Much of the experience takes place online, where players can invade each other’s games and take part in various missions. Included are Hacking Contracts, Tailing Contracts, Races, Freeroaming and Decryption Contracts. While all prove the be enjoyable modes to varying degrees, the simplest is perhaps the most entertaining. Hacking Contracts allows a you to find another player in order to hack into their phone to install a backdoor, steal the data and escape before you’re found. Harming the mark results in losing the game, so you must remain inconcopious while the data is stolen. This can be done by either simply blending in to a crowd and hoping you’re not found out (the search area gets smaller as the data is accessed) or continue running around dodging the other player. It might seem simple, but it’s actually an interesting cat and mouse game that keeps you addicted for hours.

Visually, Watch Dogs looks fantastic. Framerate is smooth, the environment is highly detailed and crisp and lighting effects are outstanding. Cinematics are the real star here and the up-close details of the cast is incredible. You can see every line in Clara’s tattoos and stubble on Aiden’s face. That being said, there’s nothing graphically innovative here and the visuals are overall comparable to the current-gen versions of Assassin’s Creed IV: Black Flag — gorgeous, but not groundbreaking. On the audio side of things, the music is both a huge accomplishment and a huge letdown. The licensed soundtrack is quite frankly a mess. There’s a noticeable lack of content and it’s a weird blend of practically every musical genre to satisfy everybody. In doing that, they’ve satisfied nobody and there’s only a few standout tracks — Vampire Weekend’s Diane Young and Gemini Club’s Sparklers — among the handful.

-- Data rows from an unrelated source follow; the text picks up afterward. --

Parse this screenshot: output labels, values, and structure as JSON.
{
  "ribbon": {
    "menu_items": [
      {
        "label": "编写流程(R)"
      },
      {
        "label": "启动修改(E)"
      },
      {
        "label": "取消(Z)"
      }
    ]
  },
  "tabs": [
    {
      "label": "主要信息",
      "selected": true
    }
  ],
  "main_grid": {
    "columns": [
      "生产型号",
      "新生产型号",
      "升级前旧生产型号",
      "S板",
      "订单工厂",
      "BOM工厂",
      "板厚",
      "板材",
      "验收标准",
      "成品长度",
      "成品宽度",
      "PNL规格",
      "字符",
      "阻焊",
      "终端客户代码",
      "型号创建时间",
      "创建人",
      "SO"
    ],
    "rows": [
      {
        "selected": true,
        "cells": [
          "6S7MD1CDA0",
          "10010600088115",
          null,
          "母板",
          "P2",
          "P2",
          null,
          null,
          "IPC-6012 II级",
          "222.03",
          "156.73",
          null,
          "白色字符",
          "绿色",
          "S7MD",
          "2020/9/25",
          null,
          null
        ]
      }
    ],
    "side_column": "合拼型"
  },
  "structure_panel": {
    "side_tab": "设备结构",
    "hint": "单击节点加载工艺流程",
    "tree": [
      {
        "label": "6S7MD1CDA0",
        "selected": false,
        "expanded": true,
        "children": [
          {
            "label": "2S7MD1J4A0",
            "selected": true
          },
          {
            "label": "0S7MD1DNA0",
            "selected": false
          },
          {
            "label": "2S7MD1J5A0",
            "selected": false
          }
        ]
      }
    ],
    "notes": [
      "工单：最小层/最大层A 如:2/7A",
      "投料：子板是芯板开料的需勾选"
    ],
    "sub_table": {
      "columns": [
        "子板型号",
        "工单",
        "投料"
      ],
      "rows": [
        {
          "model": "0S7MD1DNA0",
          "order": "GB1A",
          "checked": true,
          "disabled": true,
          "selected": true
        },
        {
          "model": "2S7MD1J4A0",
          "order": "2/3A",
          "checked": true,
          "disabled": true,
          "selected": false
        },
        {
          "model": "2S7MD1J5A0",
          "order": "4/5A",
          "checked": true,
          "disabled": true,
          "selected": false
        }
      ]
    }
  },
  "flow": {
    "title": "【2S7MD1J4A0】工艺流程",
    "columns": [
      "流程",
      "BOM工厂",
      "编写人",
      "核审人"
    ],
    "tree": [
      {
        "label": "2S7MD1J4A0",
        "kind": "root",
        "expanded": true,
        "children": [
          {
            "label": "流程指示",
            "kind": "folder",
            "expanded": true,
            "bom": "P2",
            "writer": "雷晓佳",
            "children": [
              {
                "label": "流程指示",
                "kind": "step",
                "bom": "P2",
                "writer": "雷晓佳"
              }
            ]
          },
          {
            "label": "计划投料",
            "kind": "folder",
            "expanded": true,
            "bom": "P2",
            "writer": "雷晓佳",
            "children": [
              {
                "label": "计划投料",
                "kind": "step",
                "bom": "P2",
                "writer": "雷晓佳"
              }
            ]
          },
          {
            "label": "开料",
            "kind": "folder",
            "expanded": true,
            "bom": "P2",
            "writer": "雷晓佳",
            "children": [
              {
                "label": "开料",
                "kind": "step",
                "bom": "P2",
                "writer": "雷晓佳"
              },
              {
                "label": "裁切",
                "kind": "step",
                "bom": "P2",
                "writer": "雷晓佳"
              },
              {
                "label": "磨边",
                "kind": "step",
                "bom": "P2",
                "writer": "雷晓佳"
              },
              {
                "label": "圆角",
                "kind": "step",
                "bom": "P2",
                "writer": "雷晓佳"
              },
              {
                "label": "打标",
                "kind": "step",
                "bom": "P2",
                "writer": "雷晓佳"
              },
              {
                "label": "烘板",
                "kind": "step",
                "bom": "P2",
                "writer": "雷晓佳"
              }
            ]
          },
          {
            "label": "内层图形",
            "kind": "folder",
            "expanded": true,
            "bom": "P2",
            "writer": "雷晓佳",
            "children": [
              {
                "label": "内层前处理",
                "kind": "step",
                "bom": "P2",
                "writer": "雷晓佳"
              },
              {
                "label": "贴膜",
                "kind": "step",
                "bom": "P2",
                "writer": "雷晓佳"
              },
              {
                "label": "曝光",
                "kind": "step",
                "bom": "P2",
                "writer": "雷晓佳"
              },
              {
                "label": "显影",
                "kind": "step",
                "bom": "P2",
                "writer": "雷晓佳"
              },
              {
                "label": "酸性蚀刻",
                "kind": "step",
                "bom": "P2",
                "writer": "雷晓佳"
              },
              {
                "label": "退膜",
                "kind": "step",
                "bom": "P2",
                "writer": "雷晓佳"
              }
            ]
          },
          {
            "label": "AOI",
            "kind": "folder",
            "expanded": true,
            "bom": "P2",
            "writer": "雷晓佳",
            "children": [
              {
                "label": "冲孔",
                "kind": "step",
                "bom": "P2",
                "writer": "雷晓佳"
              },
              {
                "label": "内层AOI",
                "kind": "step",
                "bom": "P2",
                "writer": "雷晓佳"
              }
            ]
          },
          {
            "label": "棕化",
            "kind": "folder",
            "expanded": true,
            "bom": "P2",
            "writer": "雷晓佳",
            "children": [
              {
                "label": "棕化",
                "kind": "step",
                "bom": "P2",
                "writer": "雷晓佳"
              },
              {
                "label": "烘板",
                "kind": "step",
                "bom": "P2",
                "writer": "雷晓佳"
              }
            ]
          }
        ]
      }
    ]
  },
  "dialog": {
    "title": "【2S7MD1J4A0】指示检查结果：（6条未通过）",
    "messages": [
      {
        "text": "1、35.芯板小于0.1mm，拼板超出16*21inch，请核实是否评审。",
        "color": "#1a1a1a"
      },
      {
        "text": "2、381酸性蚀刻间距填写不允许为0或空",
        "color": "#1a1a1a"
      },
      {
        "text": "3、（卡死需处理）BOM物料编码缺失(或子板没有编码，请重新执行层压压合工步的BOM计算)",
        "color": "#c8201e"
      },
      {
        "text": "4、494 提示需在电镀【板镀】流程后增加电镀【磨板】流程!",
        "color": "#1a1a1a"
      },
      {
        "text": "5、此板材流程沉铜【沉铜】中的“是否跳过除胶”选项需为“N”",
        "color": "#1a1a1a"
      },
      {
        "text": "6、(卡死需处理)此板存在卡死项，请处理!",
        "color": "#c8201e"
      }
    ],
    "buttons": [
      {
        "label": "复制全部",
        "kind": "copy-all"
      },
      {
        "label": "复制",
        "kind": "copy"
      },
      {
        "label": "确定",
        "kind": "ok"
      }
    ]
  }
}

Not only does it pail in comparison to most racing games, but it’s not even in the same league of Grand Theft Auto, a series that in its last two entities had bands commissioned to write original tracks. Thankfully, the soundtrack is mostly redeemed thanks to a fantastic score from Brian Reitzell, known for his work on TV’s excellent Hannibal. Fans of that show know how well his compositions sustains moodiness and will find the same effect in Watch Dogs with downbeat electronics and droaning synthesizers.

Closing Comments:

Treated like the Second Coming, Watch Dogs has arrived riding a tidal wave of hype and has turned out not to be a momentous event in gaming, but instead just a great game. In some ways, Ubisoft has done it a disservice by creating expectations it could never live up to, as this is a wholly entertaining experience on its own terms. The campaign is massive and full of enthralling missions, the voice acting and characterization (outside of Aiden) is impeccable and it’s jam packed with enough content to keep gamers satisfied until Grand Theft Auto VI. Ironic, seeing as how Watch Dogs’ biggest shortcomings stem from its inability to distance itself from the series it so clearly was inspired by. When compared to GTAV, the game falls short in most places — notably driving and side-missions. Falling short to one of the games of the generation, however, is still a huge accomplishment and Watch Dogs blazes its own trail by offering the ingenious addition of hacking. With tons of content and a surprising amount of humor, Ubisoft has laid an incredibly solid base with Watch Dogs. It might not be at the top of its class, but it’s a damn fine salutatorian.
 Version Reviewed: PlayStation 4